Records from a data collection:

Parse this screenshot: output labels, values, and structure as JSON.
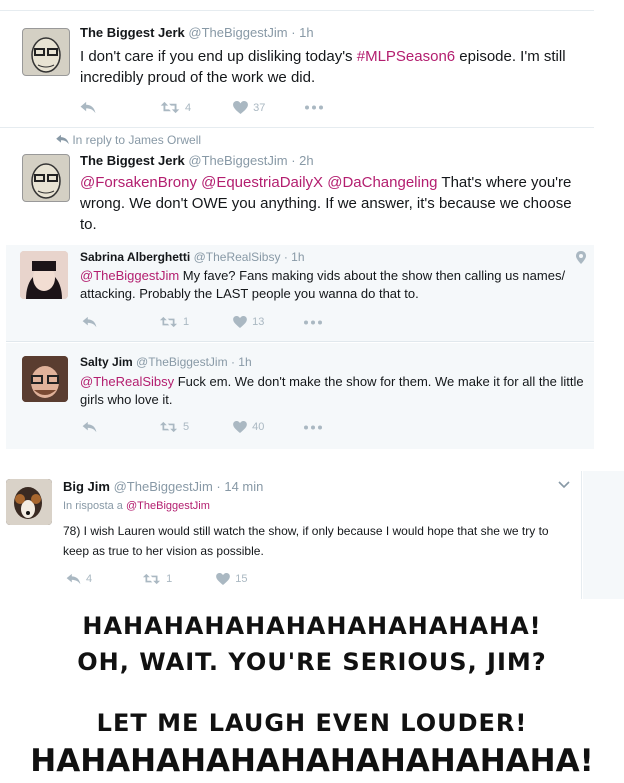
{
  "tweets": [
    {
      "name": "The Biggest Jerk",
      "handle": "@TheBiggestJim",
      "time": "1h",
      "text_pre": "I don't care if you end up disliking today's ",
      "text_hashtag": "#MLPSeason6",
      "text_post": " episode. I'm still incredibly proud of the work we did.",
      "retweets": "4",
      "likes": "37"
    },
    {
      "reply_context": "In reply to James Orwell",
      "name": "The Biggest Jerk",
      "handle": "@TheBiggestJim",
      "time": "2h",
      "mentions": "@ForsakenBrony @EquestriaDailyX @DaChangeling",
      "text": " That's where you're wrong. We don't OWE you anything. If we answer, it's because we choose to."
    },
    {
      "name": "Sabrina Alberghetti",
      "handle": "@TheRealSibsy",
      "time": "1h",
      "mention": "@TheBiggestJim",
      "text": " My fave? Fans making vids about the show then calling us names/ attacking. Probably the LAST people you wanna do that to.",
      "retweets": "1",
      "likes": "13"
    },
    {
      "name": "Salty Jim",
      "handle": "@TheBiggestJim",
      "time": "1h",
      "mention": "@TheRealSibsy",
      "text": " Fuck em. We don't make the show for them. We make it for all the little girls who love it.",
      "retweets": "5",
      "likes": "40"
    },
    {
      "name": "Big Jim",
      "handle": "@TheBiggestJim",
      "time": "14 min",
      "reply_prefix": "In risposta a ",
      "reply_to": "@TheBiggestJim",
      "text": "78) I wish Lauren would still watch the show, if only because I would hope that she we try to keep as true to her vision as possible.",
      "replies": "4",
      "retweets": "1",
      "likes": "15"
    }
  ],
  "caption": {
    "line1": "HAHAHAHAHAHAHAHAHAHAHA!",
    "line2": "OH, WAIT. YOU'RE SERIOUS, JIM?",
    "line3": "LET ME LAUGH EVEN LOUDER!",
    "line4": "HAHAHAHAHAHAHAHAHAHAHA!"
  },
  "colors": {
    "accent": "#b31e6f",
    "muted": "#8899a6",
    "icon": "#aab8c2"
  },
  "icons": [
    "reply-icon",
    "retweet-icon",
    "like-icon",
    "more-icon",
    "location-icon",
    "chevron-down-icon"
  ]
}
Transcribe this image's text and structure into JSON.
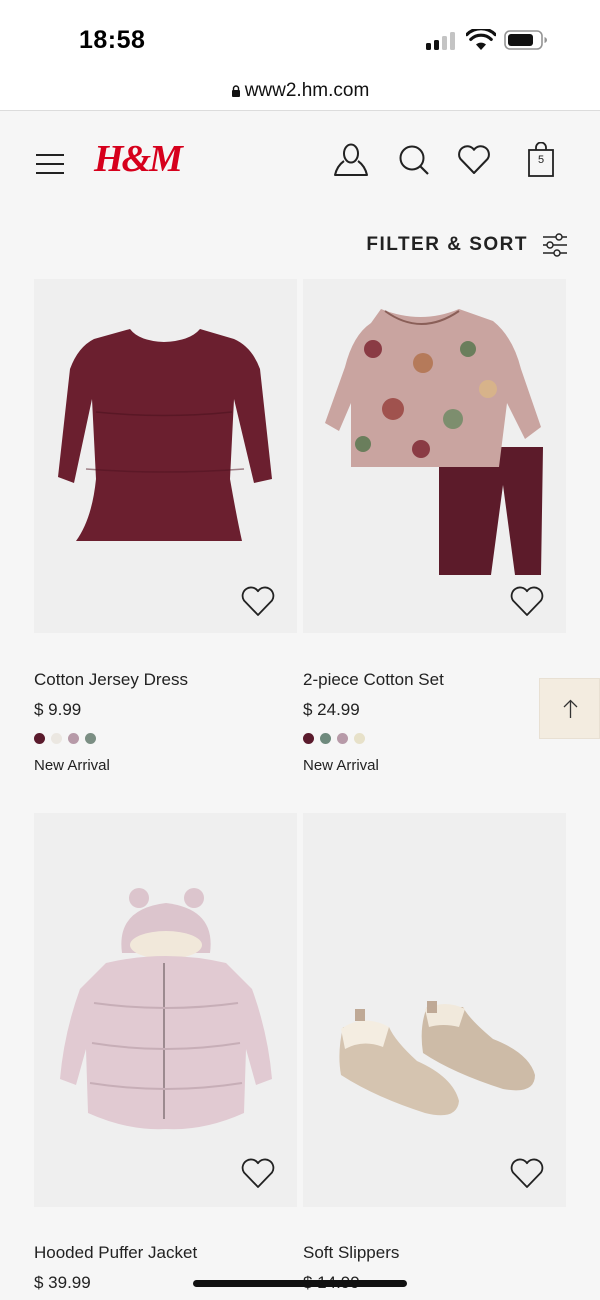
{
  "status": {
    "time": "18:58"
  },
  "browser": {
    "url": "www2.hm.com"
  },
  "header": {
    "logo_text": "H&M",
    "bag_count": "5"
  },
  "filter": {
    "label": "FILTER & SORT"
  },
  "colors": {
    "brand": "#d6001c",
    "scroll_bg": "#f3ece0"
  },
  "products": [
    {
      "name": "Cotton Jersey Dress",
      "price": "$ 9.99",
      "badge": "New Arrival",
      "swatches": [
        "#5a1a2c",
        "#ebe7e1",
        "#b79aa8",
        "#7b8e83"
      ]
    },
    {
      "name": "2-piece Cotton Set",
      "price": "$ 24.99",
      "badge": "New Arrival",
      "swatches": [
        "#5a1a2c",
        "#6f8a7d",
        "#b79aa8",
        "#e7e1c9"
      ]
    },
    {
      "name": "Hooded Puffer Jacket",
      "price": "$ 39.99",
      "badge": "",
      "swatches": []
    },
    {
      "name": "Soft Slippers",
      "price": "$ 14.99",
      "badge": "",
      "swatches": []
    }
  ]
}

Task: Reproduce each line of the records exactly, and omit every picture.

Solution for this task:
Parse this screenshot: output labels, values, and structure as JSON.
{
  "tweets": [
    {
      "name": "The Biggest Jerk",
      "handle": "@TheBiggestJim",
      "time": "1h",
      "text_pre": "I don't care if you end up disliking today's ",
      "text_hashtag": "#MLPSeason6",
      "text_post": " episode. I'm still incredibly proud of the work we did.",
      "retweets": "4",
      "likes": "37"
    },
    {
      "reply_context": "In reply to James Orwell",
      "name": "The Biggest Jerk",
      "handle": "@TheBiggestJim",
      "time": "2h",
      "mentions": "@ForsakenBrony @EquestriaDailyX @DaChangeling",
      "text": " That's where you're wrong. We don't OWE you anything. If we answer, it's because we choose to."
    },
    {
      "name": "Sabrina Alberghetti",
      "handle": "@TheRealSibsy",
      "time": "1h",
      "mention": "@TheBiggestJim",
      "text": " My fave? Fans making vids about the show then calling us names/ attacking. Probably the LAST people you wanna do that to.",
      "retweets": "1",
      "likes": "13"
    },
    {
      "name": "Salty Jim",
      "handle": "@TheBiggestJim",
      "time": "1h",
      "mention": "@TheRealSibsy",
      "text": " Fuck em. We don't make the show for them. We make it for all the little girls who love it.",
      "retweets": "5",
      "likes": "40"
    },
    {
      "name": "Big Jim",
      "handle": "@TheBiggestJim",
      "time": "14 min",
      "reply_prefix": "In risposta a ",
      "reply_to": "@TheBiggestJim",
      "text": "78) I wish Lauren would still watch the show, if only because I would hope that she we try to keep as true to her vision as possible.",
      "replies": "4",
      "retweets": "1",
      "likes": "15"
    }
  ],
  "caption": {
    "line1": "HAHAHAHAHAHAHAHAHAHAHA!",
    "line2": "OH, WAIT. YOU'RE SERIOUS, JIM?",
    "line3": "LET ME LAUGH EVEN LOUDER!",
    "line4": "HAHAHAHAHAHAHAHAHAHAHA!"
  },
  "colors": {
    "accent": "#b31e6f",
    "muted": "#8899a6",
    "icon": "#aab8c2"
  },
  "icons": [
    "reply-icon",
    "retweet-icon",
    "like-icon",
    "more-icon",
    "location-icon",
    "chevron-down-icon"
  ]
}
Transcribe this image's text and structure into JSON.
{
  "status": {
    "time": "18:58"
  },
  "browser": {
    "url": "www2.hm.com"
  },
  "header": {
    "logo_text": "H&M",
    "bag_count": "5"
  },
  "filter": {
    "label": "FILTER & SORT"
  },
  "colors": {
    "brand": "#d6001c",
    "scroll_bg": "#f3ece0"
  },
  "products": [
    {
      "name": "Cotton Jersey Dress",
      "price": "$ 9.99",
      "badge": "New Arrival",
      "swatches": [
        "#5a1a2c",
        "#ebe7e1",
        "#b79aa8",
        "#7b8e83"
      ]
    },
    {
      "name": "2-piece Cotton Set",
      "price": "$ 24.99",
      "badge": "New Arrival",
      "swatches": [
        "#5a1a2c",
        "#6f8a7d",
        "#b79aa8",
        "#e7e1c9"
      ]
    },
    {
      "name": "Hooded Puffer Jacket",
      "price": "$ 39.99",
      "badge": "",
      "swatches": []
    },
    {
      "name": "Soft Slippers",
      "price": "$ 14.99",
      "badge": "",
      "swatches": []
    }
  ]
}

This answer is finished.